George Mason University

News at Mason

Freshman enjoys 'real world' at Mason

October 9, 2018   /   by Damian Cristodero

John Marin is a freshman economics major and a member of Mason's Honors College.

John Marin said he finds little to complain about these days.

Especially at times when the George Mason University freshman recalls growing up in Cairo in his native Egypt, when the terrorist group ISIS was blowing up Coptic churches, including the one where his family worshipped.

“I see people complain about college stress or classes. OK, you have a right to be stressed,” Marin said. “But when you faced what my family did, and then you face minor inconveniences, they’re just like an itch you brush off.”

That said, Marin does not take his time at Mason for granted. The economics major is a member of the Honors College, and as a University Scholar he attends Mason tuition-free.
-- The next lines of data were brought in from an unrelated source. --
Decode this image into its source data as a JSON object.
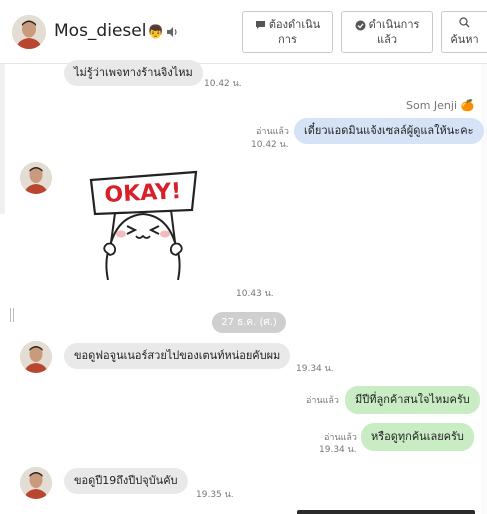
{
  "header": {
    "contact_name": "Mos_diesel",
    "contact_emoji": "👦",
    "buttons": [
      {
        "line1": "ต้องดำเนิน",
        "line2": "การ"
      },
      {
        "line1": "ดำเนินการ",
        "line2": "แล้ว"
      },
      {
        "line1": "",
        "line2": "ค้นหา"
      }
    ]
  },
  "messages": {
    "m1": {
      "text": "ไม่รู้ว่าเพจทางร้านจิงไหม",
      "time": "10.42 น."
    },
    "agent_name": "Som Jenji",
    "agent_emoji": "🍊",
    "m2": {
      "text": "เดี๋ยวแอดมินแจ้งเซลล์ผู้ดูแลให้นะคะ",
      "read": "อ่านแล้ว",
      "time": "10.42 น."
    },
    "sticker": {
      "sign_text": "OKAY!",
      "time": "10.43 น."
    },
    "date": "27 ธ.ค. (ศ.)",
    "m3": {
      "text": "ขอดูฟอจูนเนอร์สวยไปของเตนท์หน่อยคับผม",
      "time": "19.34 น."
    },
    "m4": {
      "text": "มีปีที่ลูกค้าสนใจไหมครับ",
      "read": "อ่านแล้ว"
    },
    "m5": {
      "text": "หรือดูทุกค้นเลยครับ",
      "read": "อ่านแล้ว",
      "time": "19.34 น."
    },
    "m6": {
      "text": "ขอดูปี19ถึงปีปจุบันคับ",
      "time": "19.35 น."
    }
  }
}
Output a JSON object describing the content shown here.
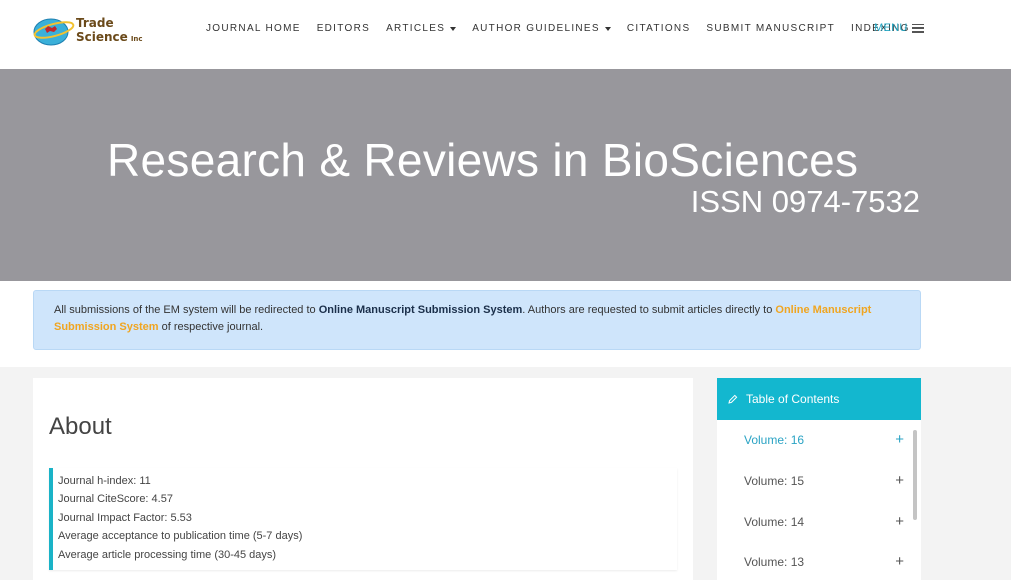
{
  "header": {
    "logo": {
      "line1": "Trade",
      "line2": "Science",
      "suffix": "Inc"
    },
    "nav": [
      {
        "label": "JOURNAL HOME",
        "dropdown": false
      },
      {
        "label": "EDITORS",
        "dropdown": false
      },
      {
        "label": "ARTICLES",
        "dropdown": true
      },
      {
        "label": "AUTHOR GUIDELINES",
        "dropdown": true
      },
      {
        "label": "CITATIONS",
        "dropdown": false
      },
      {
        "label": "SUBMIT MANUSCRIPT",
        "dropdown": false
      },
      {
        "label": "INDEXING",
        "dropdown": false
      }
    ],
    "menu_label": "MENU"
  },
  "hero": {
    "title": "Research & Reviews in BioSciences",
    "issn": "ISSN 0974-7532"
  },
  "notice": {
    "text1": "All submissions of the EM system will be redirected to ",
    "link1": "Online Manuscript Submission System",
    "text2": ". Authors are requested to submit articles directly to ",
    "link2": "Online Manuscript Submission System",
    "text3": " of respective journal."
  },
  "about": {
    "title": "About",
    "metrics": [
      "Journal h-index: 11",
      "Journal CiteScore: 4.57",
      "Journal Impact Factor: 5.53",
      "Average acceptance to publication time (5-7 days)",
      "Average article processing time (30-45 days)"
    ]
  },
  "toc": {
    "title": "Table of Contents",
    "items": [
      {
        "label": "Volume: 16",
        "active": true
      },
      {
        "label": "Volume: 15",
        "active": false
      },
      {
        "label": "Volume: 14",
        "active": false
      },
      {
        "label": "Volume: 13",
        "active": false
      }
    ]
  },
  "colors": {
    "accent": "#13b7cf",
    "link": "#2aa3c4",
    "hero_bg": "#98979c",
    "notice_bg": "#cfe5fb",
    "notice_link": "#f0a520"
  }
}
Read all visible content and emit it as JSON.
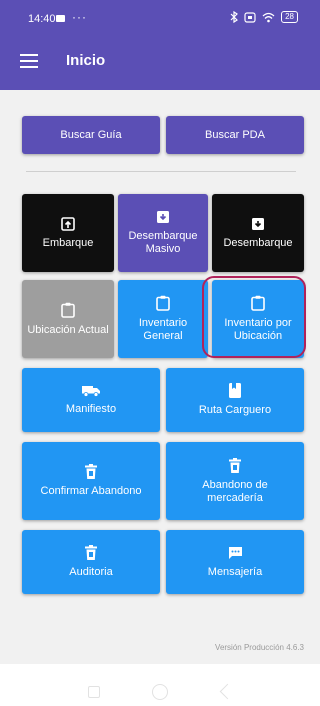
{
  "status_bar": {
    "time": "14:40",
    "dots": "···",
    "battery": "28"
  },
  "app_bar": {
    "title": "Inicio"
  },
  "top_buttons": {
    "buscar_guia": "Buscar Guía",
    "buscar_pda": "Buscar PDA"
  },
  "grid": {
    "embarque": "Embarque",
    "desembarque_masivo": "Desembarque Masivo",
    "desembarque": "Desembarque",
    "ubicacion_actual": "Ubicación Actual",
    "inventario_general": "Inventario General",
    "inventario_por_ubicacion": "Inventario por Ubicación",
    "manifiesto": "Manifiesto",
    "ruta_carguero": "Ruta Carguero",
    "confirmar_abandono": "Confirmar Abandono",
    "abandono_mercaderia": "Abandono de mercadería",
    "auditoria": "Auditoria",
    "mensajeria": "Mensajería"
  },
  "footer": {
    "version": "Versión Producción 4.6.3"
  },
  "colors": {
    "primary": "#5b4fb5",
    "blue": "#2196f3",
    "black": "#0f0f0f",
    "gray": "#9e9e9e",
    "highlight": "#b0235a"
  },
  "icons": {
    "embarque": "open-in-box-icon",
    "desembarque_masivo": "archive-icon",
    "desembarque": "archive-icon",
    "ubicacion_actual": "clipboard-icon",
    "inventario_general": "clipboard-icon",
    "inventario_por_ubicacion": "clipboard-icon",
    "manifiesto": "truck-icon",
    "ruta_carguero": "book-icon",
    "confirmar_abandono": "trash-icon",
    "abandono_mercaderia": "trash-icon",
    "auditoria": "trash-icon",
    "mensajeria": "chat-icon"
  }
}
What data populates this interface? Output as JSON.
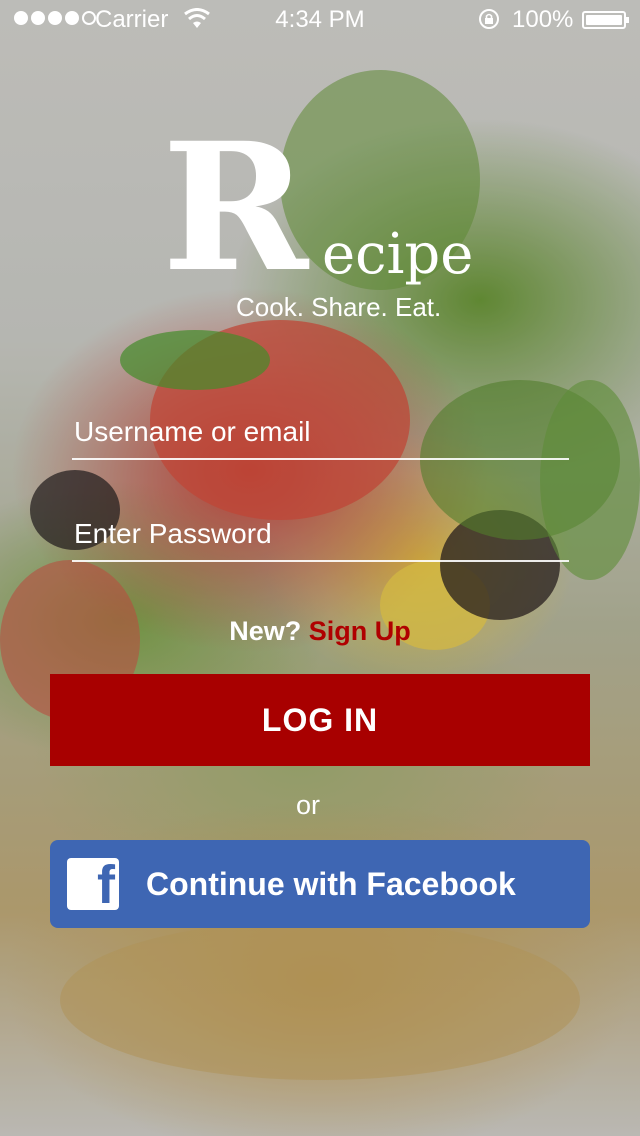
{
  "status_bar": {
    "carrier": "Carrier",
    "time": "4:34 PM",
    "battery": "100%",
    "signal_icon": "signal-dots-icon",
    "wifi_icon": "wifi-icon",
    "rotation_lock_icon": "rotation-lock-icon",
    "battery_icon": "battery-icon"
  },
  "logo": {
    "initial": "R",
    "rest": "ecipe",
    "tagline": "Cook. Share. Eat."
  },
  "login_form": {
    "username_placeholder": "Username or email",
    "password_placeholder": "Enter Password",
    "new_prompt": "New?",
    "signup_label": "Sign Up",
    "login_button": "LOG IN",
    "or_text": "or",
    "facebook_button": "Continue with Facebook",
    "facebook_icon": "facebook-icon"
  },
  "colors": {
    "login_button": "#a80000",
    "signup_link": "#b00000",
    "facebook_button": "#3e66b3"
  }
}
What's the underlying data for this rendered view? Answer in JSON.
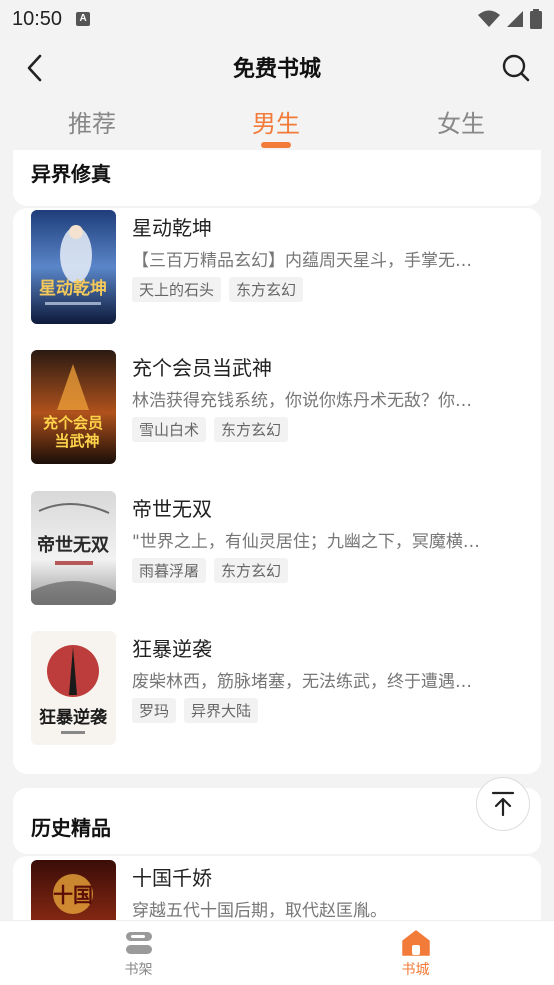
{
  "status": {
    "time": "10:50",
    "notification": "A"
  },
  "header": {
    "title": "免费书城",
    "back_icon": "chevron-left-icon",
    "search_icon": "search-icon"
  },
  "tabs": [
    {
      "label": "推荐",
      "active": false
    },
    {
      "label": "男生",
      "active": true
    },
    {
      "label": "女生",
      "active": false
    }
  ],
  "sections": [
    {
      "title": "异界修真",
      "books": [
        {
          "name": "星动乾坤",
          "desc": "【三百万精品玄幻】内蕴周天星斗，手掌无…",
          "tags": [
            "天上的石头",
            "东方玄幻"
          ]
        },
        {
          "name": "充个会员当武神",
          "desc": "林浩获得充钱系统，你说你炼丹术无敌？你…",
          "tags": [
            "雪山白术",
            "东方玄幻"
          ]
        },
        {
          "name": "帝世无双",
          "desc": "\"世界之上，有仙灵居住；九幽之下，冥魔横…",
          "tags": [
            "雨暮浮屠",
            "东方玄幻"
          ]
        },
        {
          "name": "狂暴逆袭",
          "desc": "废柴林西，筋脉堵塞，无法练武，终于遭遇…",
          "tags": [
            "罗玛",
            "异界大陆"
          ]
        }
      ]
    },
    {
      "title": "历史精品",
      "books": [
        {
          "name": "十国千娇",
          "desc": "穿越五代十国后期，取代赵匡胤。",
          "tags": []
        }
      ]
    }
  ],
  "bottom_nav": [
    {
      "label": "书架",
      "icon": "bookshelf-icon",
      "active": false
    },
    {
      "label": "书城",
      "icon": "home-icon",
      "active": true
    }
  ],
  "colors": {
    "accent": "#f27b3a",
    "inactive": "#888888"
  }
}
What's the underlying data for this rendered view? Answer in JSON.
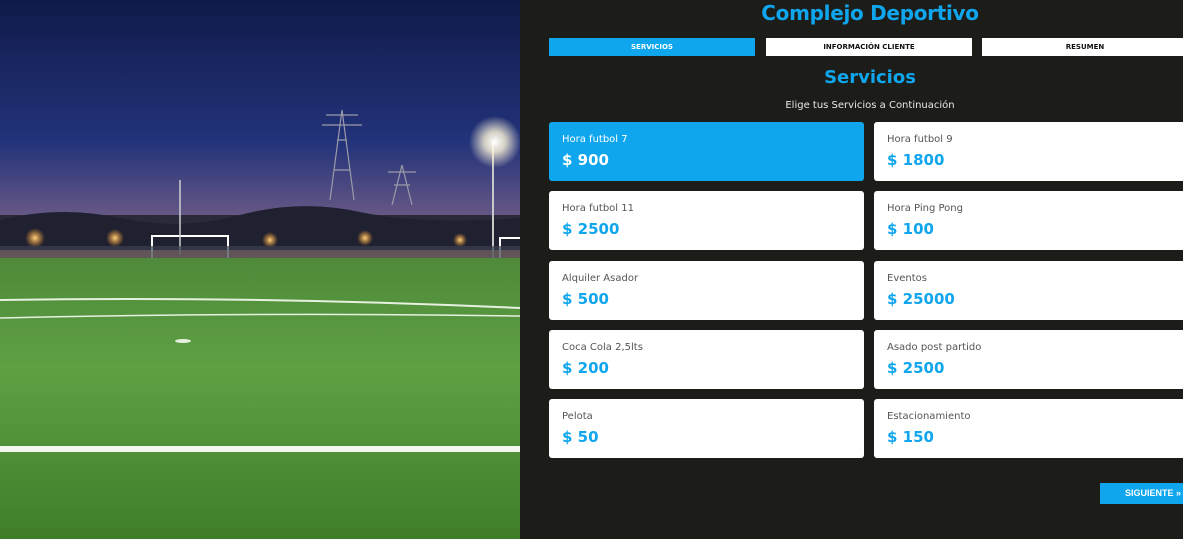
{
  "header": {
    "title": "Complejo Deportivo"
  },
  "steps": [
    {
      "label": "SERVICIOS",
      "active": true
    },
    {
      "label": "INFORMACIÓN CLIENTE",
      "active": false
    },
    {
      "label": "RESUMEN",
      "active": false
    }
  ],
  "section": {
    "title": "Servicios",
    "subtitle": "Elige tus Servicios a Continuación"
  },
  "services": [
    {
      "name": "Hora futbol 7",
      "price": "$ 900",
      "selected": true
    },
    {
      "name": "Hora futbol 9",
      "price": "$ 1800",
      "selected": false
    },
    {
      "name": "Hora futbol 11",
      "price": "$ 2500",
      "selected": false
    },
    {
      "name": "Hora Ping Pong",
      "price": "$ 100",
      "selected": false
    },
    {
      "name": "Alquiler Asador",
      "price": "$ 500",
      "selected": false
    },
    {
      "name": "Eventos",
      "price": "$ 25000",
      "selected": false
    },
    {
      "name": "Coca Cola 2,5lts",
      "price": "$ 200",
      "selected": false
    },
    {
      "name": "Asado post partido",
      "price": "$ 2500",
      "selected": false
    },
    {
      "name": "Pelota",
      "price": "$ 50",
      "selected": false
    },
    {
      "name": "Estacionamiento",
      "price": "$ 150",
      "selected": false
    }
  ],
  "footer": {
    "next_label": "SIGUIENTE »"
  },
  "colors": {
    "accent": "#0fa6ee",
    "background": "#1c1c19",
    "card": "#ffffff"
  }
}
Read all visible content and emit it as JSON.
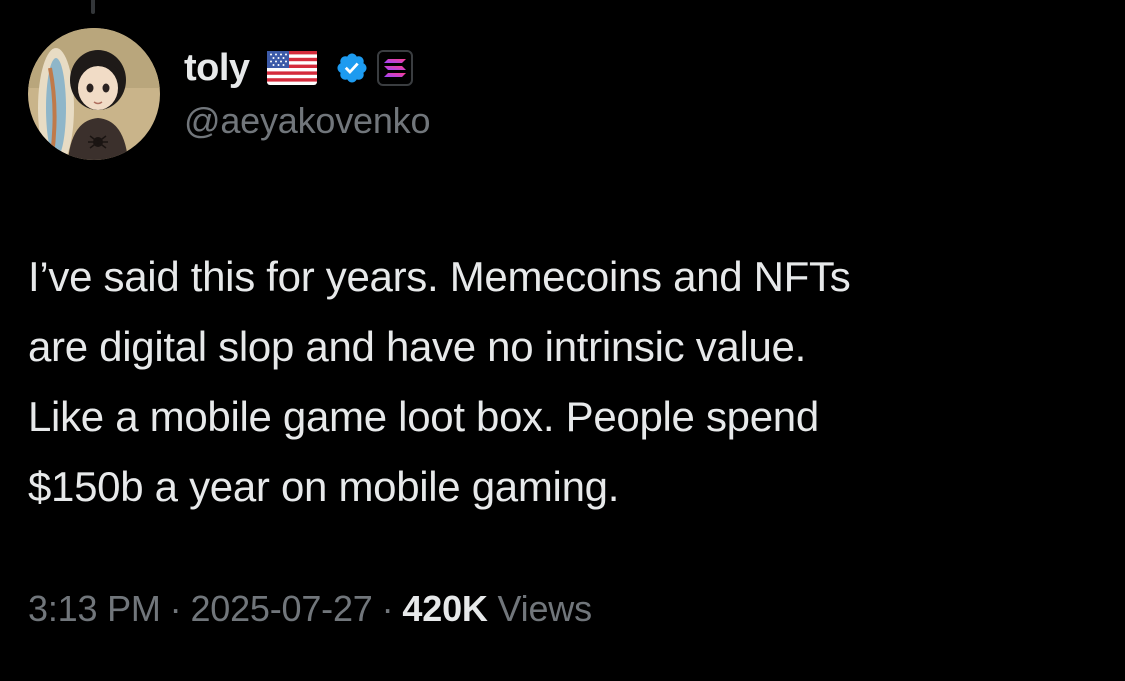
{
  "author": {
    "display_name": "toly",
    "handle": "@aeyakovenko",
    "badges": [
      "us-flag-icon",
      "verified-badge-icon",
      "solana-affiliate-icon"
    ]
  },
  "tweet": {
    "lines": [
      "I’ve said this for years.  Memecoins and NFTs",
      "are digital slop and have no intrinsic value.",
      "Like a mobile game loot box.  People spend",
      "$150b a year on mobile gaming."
    ]
  },
  "meta": {
    "time": "3:13 PM",
    "separator": "·",
    "date": "2025-07-27",
    "views_count": "420K",
    "views_label": "Views"
  },
  "colors": {
    "background": "#000000",
    "primary_text": "#e7e9ea",
    "secondary_text": "#71767b",
    "verified_blue": "#1d9bf0"
  }
}
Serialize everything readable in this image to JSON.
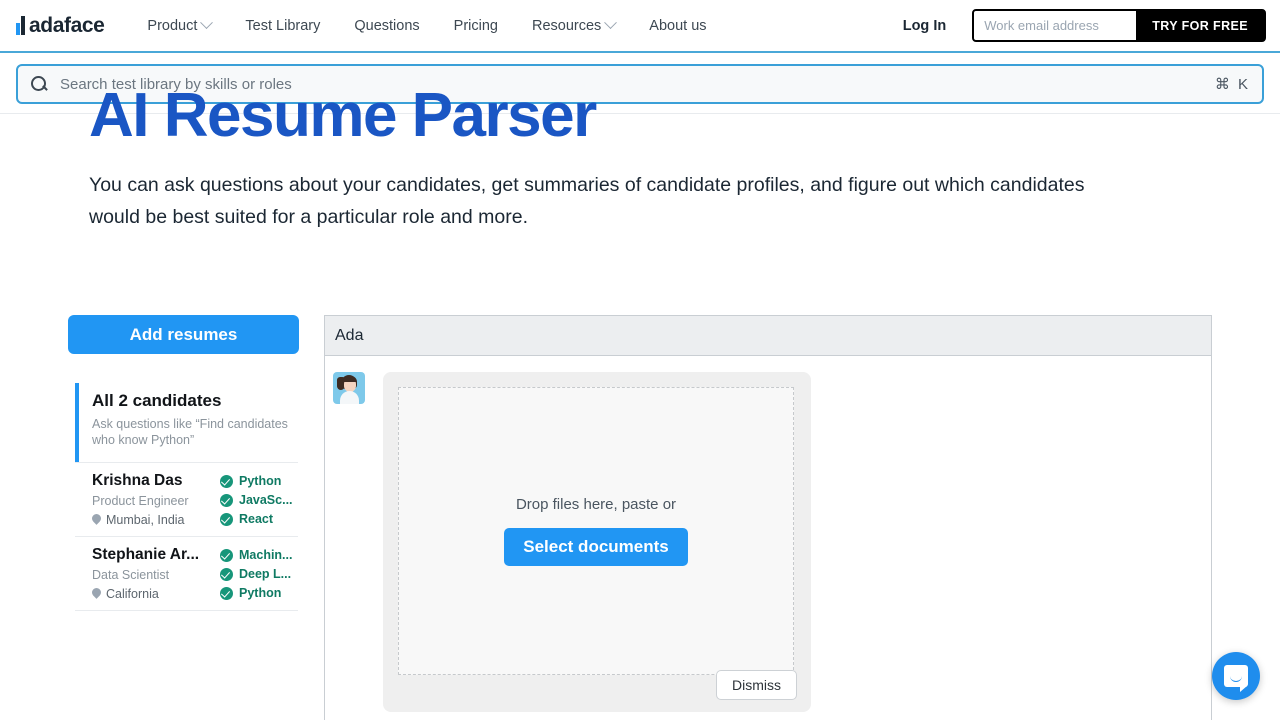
{
  "nav": {
    "logo_text": "adaface",
    "links": [
      {
        "label": "Product",
        "caret": true
      },
      {
        "label": "Test Library",
        "caret": false
      },
      {
        "label": "Questions",
        "caret": false
      },
      {
        "label": "Pricing",
        "caret": false
      },
      {
        "label": "Resources",
        "caret": true
      },
      {
        "label": "About us",
        "caret": false
      }
    ],
    "login_label": "Log In",
    "email_placeholder": "Work email address",
    "email_value": "",
    "try_label": "TRY FOR FREE"
  },
  "search": {
    "placeholder": "Search test library by skills or roles",
    "value": "",
    "shortcut": "⌘ K"
  },
  "hero": {
    "title": "AI Resume Parser",
    "subtitle": "You can ask questions about your candidates, get summaries of candidate profiles, and figure out which candidates would be best suited for a particular role and more."
  },
  "sidebar": {
    "add_resumes_label": "Add resumes",
    "group": {
      "title": "All 2 candidates",
      "subtitle": "Ask questions like “Find candidates who know Python”"
    },
    "candidates": [
      {
        "name": "Krishna Das",
        "role": "Product Engineer",
        "location": "Mumbai, India",
        "skills": [
          "Python",
          "JavaSc...",
          "React"
        ]
      },
      {
        "name": "Stephanie Ar...",
        "role": "Data Scientist",
        "location": "California",
        "skills": [
          "Machin...",
          "Deep L...",
          "Python"
        ]
      }
    ]
  },
  "panel": {
    "title": "Ada",
    "drop_text": "Drop files here, paste or",
    "select_label": "Select documents",
    "dismiss_label": "Dismiss"
  },
  "colors": {
    "accent_blue": "#2196f3",
    "hero_blue": "#1a56c4",
    "skill_green": "#0f7a63",
    "cta_black": "#000000"
  }
}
“I’m actually very thankful every day for this opportunity and being in the United States,” Marin said. “Whenever I start doubting myself, thinking this is too much pressure on me, I think of how blessed I am to have this scholarship.”

Marin’s family came to the United States in 2012, settling in Houston, Texas, where they still reside. The family briefly moved to Vienna, Virginia, in 2017 after Hurricane Harvey inundated Houston with more than 60 inches of rain. Marin missed the first month of his senior year at James Madison High School in Vienna because of the move.

His dream is to attend law school, and he figures an economics degree is a good way to distinguish himself in the application process among those with degrees in majors such as government and political science.

Besides, Marin said, his main interests are business and corporate law, so studying economics seems to make the most sense.

“To come to a new high school and blow his senior year away and do so well, that was extraordinary to me,” said Andy Hoefer, assistant dean at the Honors College. “He had a track record of leading, and to come here and to immediately find a place and do well is just outstanding.”

Marin, who studied English in Egypt before coming to the United States, said Mason’s dedication to inclusion helped ease his transition.

“With law, you’re going to deal with a lot of people with different beliefs, different cultures, different religions,” Marin said. “This is one of the best places to prepare you for that. You’re not going to go into a homogeneous society where all people look the same. This is the real world.”